The afternoon of a mellow summer day was wearing to a close, as the kind-hearted and large-hearted man sat watching the moment when it would be decided whether death or life was to gain the victory. The patient slumbered, but the closed eye and pale, pallid countenance, weakened into repose, was a more agreeable sight than the rolling glare and look of troubled agony which preceded; and they were thankful for the deep calm.
The nurse had been sent away by the considerate old man, to get a little of that repose which she so much needed, and none but himself remained by the couch. He sat in breathless attitude, and gazed with anxious eyes on the slumberer, eager to detect the first signs of hope, or observe the change which the victor, death, would cause to pass over his prey.
He had not been long at his solitary post, when Richard drew two deep sighs, different from the sobs with which the slumber approached, and with a slow effort the eyes unclosed, and the dark orbs showed themselves, not flashing and rolling, as before, with the fierce firelight of fever, but steady, calm, and intelligent.
He was too weak to move, but he looked with wonder on the earnest face that was bending over him; and Mr Gray thought he wished to speak, but could not, because of exhaustion. He, therefore, rose, bent get more tenderly over him, put his fingers to his lips, and with a smile of gentle kindness whispered,
ci Do not distress yourself. You are among friends, who will watch over and protect you. Remain quite composed, and all shall
well." A faint smile animated the young man's countenance, he closed his eyes, and again sank into a quiet slumber.

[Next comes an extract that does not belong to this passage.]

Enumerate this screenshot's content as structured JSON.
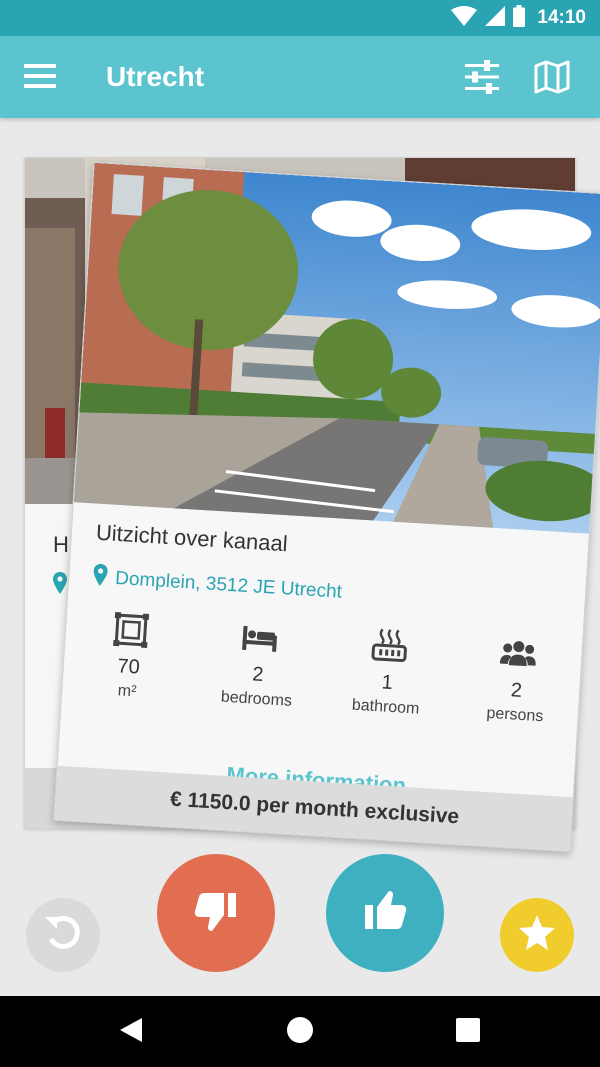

“He is saved !” said the doctor, who had entered at the moment, and stood close behind Mr Gray.
"Thank Heaven !" murmured the latter gentleman, and his eyes filled with grateful tears.